If you’re setting up a new server, one of the most important decisions to make is the Operating System (OS) you’ll be using. There are at least a dozen choices for server OS. Making choosing your OS difficult.
Before we begin diving into the differences and similarities between these two server operating systems, let’s cover a few basics.
First, what is Debian and what is Ubuntu Server? Both are different versions of the Linux operating system. Ubuntu Server is actually based on Debian, through the teams running it, is different.
Debian Server vs Ubuntu Server
One of the major differences between Ubuntu and Debian is the way releases are handled. In recent years, Debian has adopted a more similar model to the release schedule of Ubuntu, but the differences are still big enough to be a deciding factor for many. Let’s take a look at both how they differ, and how they’ve become more similar:
First, let’s talk about Debian. Debian does not offer traditional updates (where you’d restart the server to download and install the latest major update), but instead a stream of releases which a live system can upgrade to. This can be done by using an apt-get package manager, a program which allows you to install updates and software (known in the Linux world as packages). This includes the ability to upgrade the system to the next stable release without a reboot and the ability to automate updates.
One of the drawbacks for Debian is that updates are not scheduled. Making it necessary to set up a notification for when an update comes out.
Looking at Ubuntu, we can begin to spot some of the differences. For one, Ubuntu has scheduled releases, and LTS builds.
Ubuntu Release Schedule and Support Term
An LTS build is a version of the distribution which is offered longer term support (LTS). Ubuntu supports its LTS builds for a maximum of 5 years. Debian has typically offered only 3 years of support for its builds. However, as we mentioned earlier, Debian is becoming more like Ubuntu – and one way is through longtime support. Debian now has a volunteer team which provides 5 years support for stable releases.
Security and Stability
One important thing to note is that Ubuntu may be less secure and less stable than Debian. Debian is praised on forums for its stability, and you may have even heard someone talk about how easy it is to manage Debian servers since nothing goes wrong! That’s not to say that Ubuntu is unstable, but simply that Debian carries a reputation for being more stable. I’ve personally run an Ubuntu server without any stability issues whatsoever.
Still, it’s important to understand where the concerns for stability and security come from. Most people will point to the fact that Ubuntu tends to be based on the unstable Debian build. Debian’s unstable build is still very stable and secure, but not as much as its stable releases.
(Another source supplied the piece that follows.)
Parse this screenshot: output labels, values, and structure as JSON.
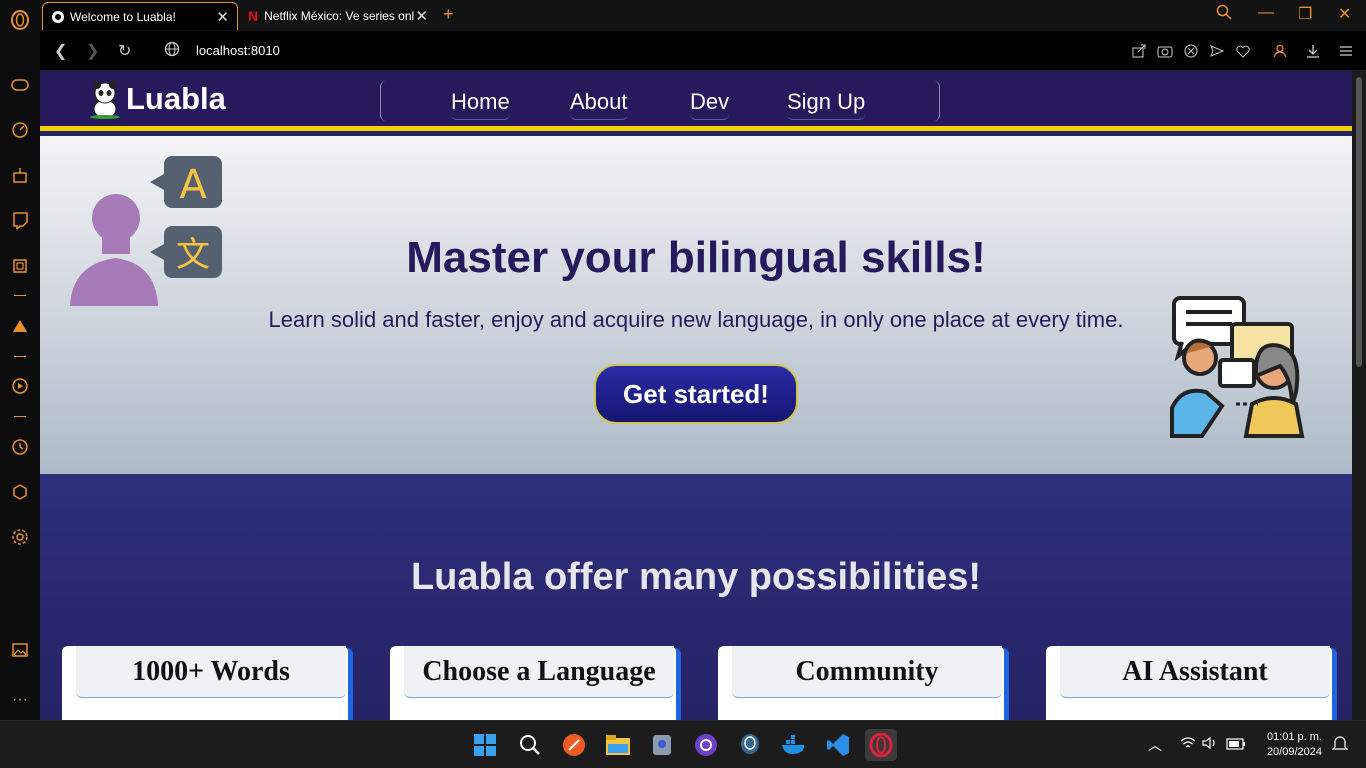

For this reason, there may be a few un-patched security vulnerabilities as well as less stability in Ubuntu Server.
Still, as I mentioned previously, I and many others make use of Ubuntu servers without issue.
Support and Ease of Use
Another important difference between the two server distributions is the support offered by each team. Ubuntu has a support team which can be hired to help make your installation, updating and troubleshooting seamless. Debian, on the other hand, doesn’t offer an enterprise-friendly support team – mostly because the Debian team is made up of volunteers.
It’s important to note that Debian has become more user-friendly. With a better installation process, and increased documentation, usage of the two systems shouldn’t be a deciding factor.
Software and Hardware Support
Both Ubuntu and Debian are actually based on Debian, their software and hardware capabilities are pretty similar. Many Ubuntu packages will still run “out of the box”, but you may need to configure software more frequently.
Another benefit of Debian is that it checks existing configurations during updates and notifies admins when there are differences due to the update. This helps avoid post update software issues.
You may wonder about pricing. Both are actually free to use, with price not being a factor in your decision. Because each OS is free you’re able to pick based on the features and support you need, vs what your wallet needs.
When it comes to server operating systems, there is no right answer. Simply choose which operating system best suits your hosting needs! Luckily, switching if you realize you made a mistake is easy – provided you switch before configuring and using your server. Let us know in the comments which other Server OS you’d like to see compared!
ServerPronto offers the latest versions of both Ubuntu and Debian on all server packages.